Chinese leader visits Turkey, Syria to top agenda
ANKARA - The Associated Press
China's Vice President Xi Jinping (L) shakes hands with Turkey's President Abdullah Gul as he arrives at the Presidential Palace in Ankara February 21, 2012. REUTERS PhotoChinese Vice President Xi Jinping was in Turkey on Tuesday, where he was sure to hear from Turkish leaders about their growing concerns over the raging violence in neighboring Syria.
Turkey's government says the world cannot remain silent in the face of Syrian President Bashar Assad's brutal crackdown on dissent. But China, along with Russia, has vetoed two Security Council resolutions backing Arab League plans aimed at ending the conflict and condemning Assad's crackdown on protests that killed 5,400 in 2011 alone, according to the U.N.
China on Saturday said it supports the League's proposals. The seemingly contradictory stance appears to reflect Beijing's desire for mediation while remaining averse to U.N. involvement that could lead to the authorization of force, as happened with Libya.
Xi, who is expected to become president of the world's most populous nation next year, will meet Turkish President Abdullah Gul and Prime Minister Recep Tayyip Erdogan to discuss bilateral and regional affairs.

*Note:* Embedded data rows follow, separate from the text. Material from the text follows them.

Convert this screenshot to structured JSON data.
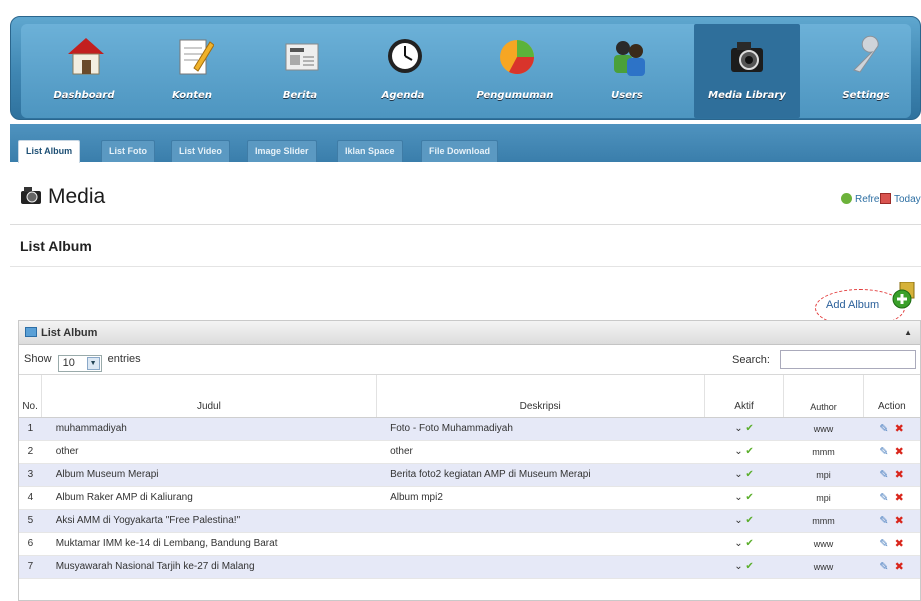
{
  "nav": {
    "items": [
      {
        "label": "Dashboard",
        "icon": "home-icon"
      },
      {
        "label": "Konten",
        "icon": "edit-document-icon"
      },
      {
        "label": "Berita",
        "icon": "newspaper-icon"
      },
      {
        "label": "Agenda",
        "icon": "clock-icon"
      },
      {
        "label": "Pengumuman",
        "icon": "pie-chart-icon"
      },
      {
        "label": "Users",
        "icon": "users-icon"
      },
      {
        "label": "Media Library",
        "icon": "camera-icon"
      },
      {
        "label": "Settings",
        "icon": "wrench-icon"
      }
    ],
    "active": "Media Library"
  },
  "tabs": [
    "List Album",
    "List Foto",
    "List Video",
    "Image Slider",
    "Iklan Space",
    "File Download"
  ],
  "page": {
    "title": "Media",
    "refresh_label": "Refresh",
    "today_label": "Today",
    "section_title": "List Album",
    "add_album_label": "Add Album"
  },
  "table": {
    "box_title": "List Album",
    "show_label": "Show",
    "entries_value": "10",
    "entries_label": "entries",
    "search_label": "Search:",
    "columns": [
      "No.",
      "Judul",
      "Deskripsi",
      "Aktif",
      "Author",
      "Action"
    ],
    "rows": [
      {
        "no": "1",
        "judul": "muhammadiyah",
        "deskripsi": "Foto - Foto Muhammadiyah",
        "author": "www"
      },
      {
        "no": "2",
        "judul": "other",
        "deskripsi": "other",
        "author": "mmm"
      },
      {
        "no": "3",
        "judul": "Album Museum Merapi",
        "deskripsi": "Berita foto2 kegiatan AMP di Museum Merapi",
        "author": "mpi"
      },
      {
        "no": "4",
        "judul": "Album Raker AMP di Kaliurang",
        "deskripsi": "Album mpi2",
        "author": "mpi"
      },
      {
        "no": "5",
        "judul": "Aksi AMM di Yogyakarta \"Free Palestina!\"",
        "deskripsi": "",
        "author": "mmm"
      },
      {
        "no": "6",
        "judul": "Muktamar IMM ke-14 di Lembang, Bandung Barat",
        "deskripsi": "",
        "author": "www"
      },
      {
        "no": "7",
        "judul": "Musyawarah Nasional Tarjih ke-27 di Malang",
        "deskripsi": "",
        "author": "www"
      }
    ]
  }
}
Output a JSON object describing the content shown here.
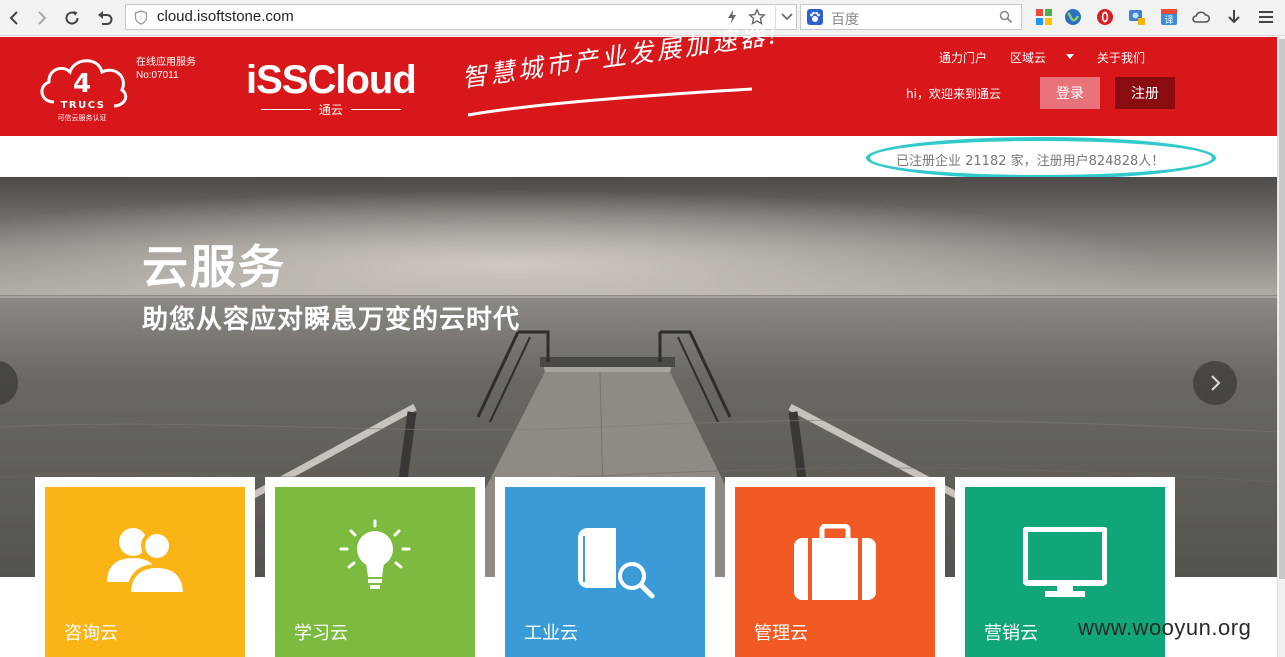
{
  "browser": {
    "url": "cloud.isoftstone.com",
    "search_placeholder": "百度"
  },
  "header": {
    "service_line1": "在线应用服务",
    "service_line2": "No:07011",
    "trucs_text": "TRUCS",
    "trucs_caption": "可信云服务认证",
    "brand_name": "iSSCloud",
    "brand_sub": "通云",
    "slogan": "智慧城市产业发展加速器!",
    "nav": {
      "portal": "通力门户",
      "region": "区域云",
      "about": "关于我们"
    },
    "greeting": "hi，欢迎来到通云",
    "login": "登录",
    "register": "注册",
    "colors": {
      "brand_red": "#d8171b",
      "register_bg": "#8a0b10",
      "login_bg": "#e8737a"
    }
  },
  "stats_text": "已注册企业 21182 家，注册用户824828人！",
  "hero": {
    "title": "云服务",
    "subtitle": "助您从容应对瞬息万变的云时代"
  },
  "tiles": [
    {
      "label": "咨询云",
      "icon": "users-icon",
      "color": "#fbb415"
    },
    {
      "label": "学习云",
      "icon": "lightbulb-icon",
      "color": "#7cbb3f"
    },
    {
      "label": "工业云",
      "icon": "book-search-icon",
      "color": "#3a9bd7"
    },
    {
      "label": "管理云",
      "icon": "briefcase-icon",
      "color": "#f15a24"
    },
    {
      "label": "营销云",
      "icon": "monitor-icon",
      "color": "#11a67a"
    }
  ],
  "watermark": "www.wooyun.org"
}
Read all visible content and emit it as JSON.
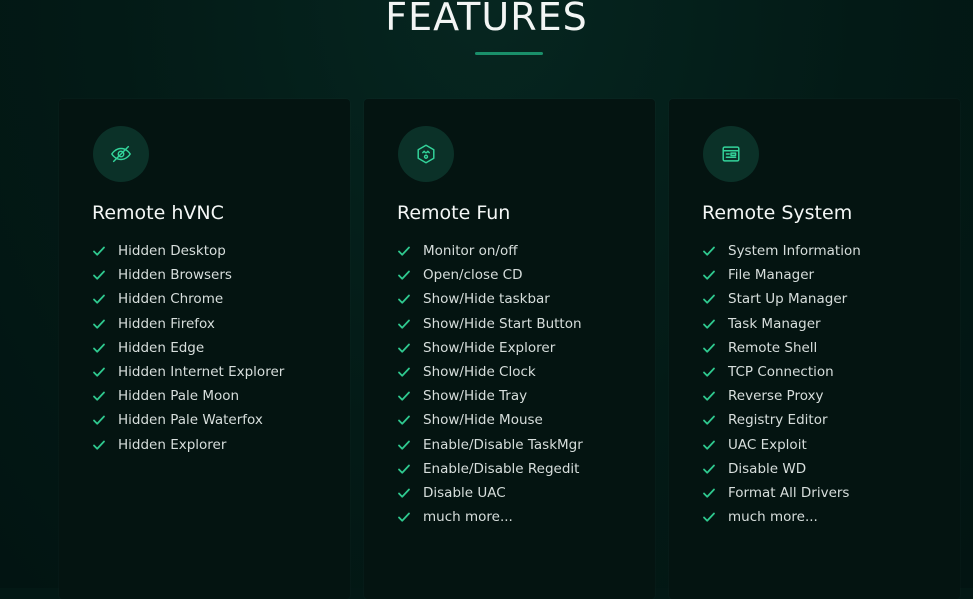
{
  "section": {
    "title": "FEATURES"
  },
  "colors": {
    "background": "#031815",
    "card": "#041411",
    "accent": "#2fc98f",
    "icon_circle": "#0b3128"
  },
  "cards": [
    {
      "icon": "eye-off-icon",
      "title": "Remote hVNC",
      "items": [
        "Hidden Desktop",
        "Hidden Browsers",
        "Hidden Chrome",
        "Hidden Firefox",
        "Hidden Edge",
        "Hidden Internet Explorer",
        "Hidden Pale Moon",
        "Hidden Pale Waterfox",
        "Hidden Explorer"
      ]
    },
    {
      "icon": "fun-face-icon",
      "title": "Remote Fun",
      "items": [
        "Monitor on/off",
        "Open/close CD",
        "Show/Hide taskbar",
        "Show/Hide Start Button",
        "Show/Hide Explorer",
        "Show/Hide Clock",
        "Show/Hide Tray",
        "Show/Hide Mouse",
        "Enable/Disable TaskMgr",
        "Enable/Disable Regedit",
        "Disable UAC",
        "much more..."
      ]
    },
    {
      "icon": "system-window-icon",
      "title": "Remote System",
      "items": [
        "System Information",
        "File Manager",
        "Start Up Manager",
        "Task Manager",
        "Remote Shell",
        "TCP Connection",
        "Reverse Proxy",
        "Registry Editor",
        "UAC Exploit",
        "Disable WD",
        "Format All Drivers",
        "much more..."
      ]
    }
  ]
}
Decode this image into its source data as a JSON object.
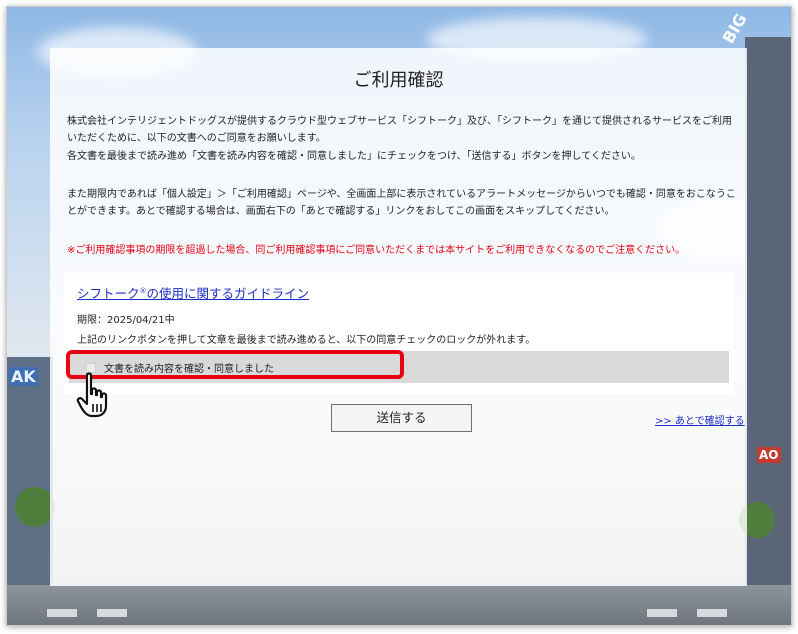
{
  "page": {
    "title": "ご利用確認",
    "intro_line1": "株式会社インテリジェントドッグスが提供するクラウド型ウェブサービス「シフトーク」及び、「シフトーク」を通じて提供されるサービスをご利用",
    "intro_line2": "いただくために、以下の文書へのご同意をお願いします。",
    "instruction": "各文書を最後まで読み進め「文書を読み内容を確認・同意しました」にチェックをつけ、「送信する」ボタンを押してください。",
    "settings_line1": "また期限内であれば「個人設定」＞「ご利用確認」ページや、全画面上部に表示されているアラートメッセージからいつでも確認・同意をおこなうこ",
    "settings_line2": "とができます。あとで確認する場合は、画面右下の「あとで確認する」リンクをおしてこの画面をスキップしてください。",
    "warning": "※ご利用確認事項の期限を超過した場合、同ご利用確認事項にご同意いただくまでは本サイトをご利用できなくなるのでご注意ください。"
  },
  "document": {
    "link_prefix": "シフトーク",
    "link_mark": "®",
    "link_suffix": "の使用に関するガイドライン",
    "deadline": "期限：2025/04/21中",
    "lock_note": "上記のリンクボタンを押して文章を最後まで読み進めると、以下の同意チェックのロックが外れます。",
    "agree_label": "文書を読み内容を確認・同意しました",
    "agree_checked": false
  },
  "actions": {
    "submit_label": "送信する",
    "later_label": ">> あとで確認する"
  },
  "background": {
    "sign_big": "BIG",
    "sign_left": "AK",
    "sign_right": "AO"
  },
  "colors": {
    "warning": "#e60012",
    "link": "#1a2ccc",
    "highlight": "#e60012"
  },
  "icons": {
    "cursor": "hand-pointer-icon",
    "checkbox": "checkbox-icon"
  }
}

Turkey has repeatedly condemned what it calls atrocities in Syria and urged Assad to step down.
Turkey matters in the global debate about the bloodshed because of its 566-mile (911-kilometer) frontier with Syria, and because it has matured into a regional power and potential counter to Iran, a backer of Damascus. About 10,000 Syrians, fleeing the violence, have sought refuge in Turkey.
Xi was also expected to oversee the signing of cooperation agreements with Turkey.
Earlier in the day, some 100 Uighurs set two Chinese flags on fire and stamped on them in a protest against China's crackdown on the minority group in China's Xinjiang region. Uighurs are related to Turks and Turkey is home to a large Uighur community.
Violence between Muslim Uighurs and Han Chinese left nearly 200 dead in western China in 2009 in the worst riots in China's far west in more than a decade.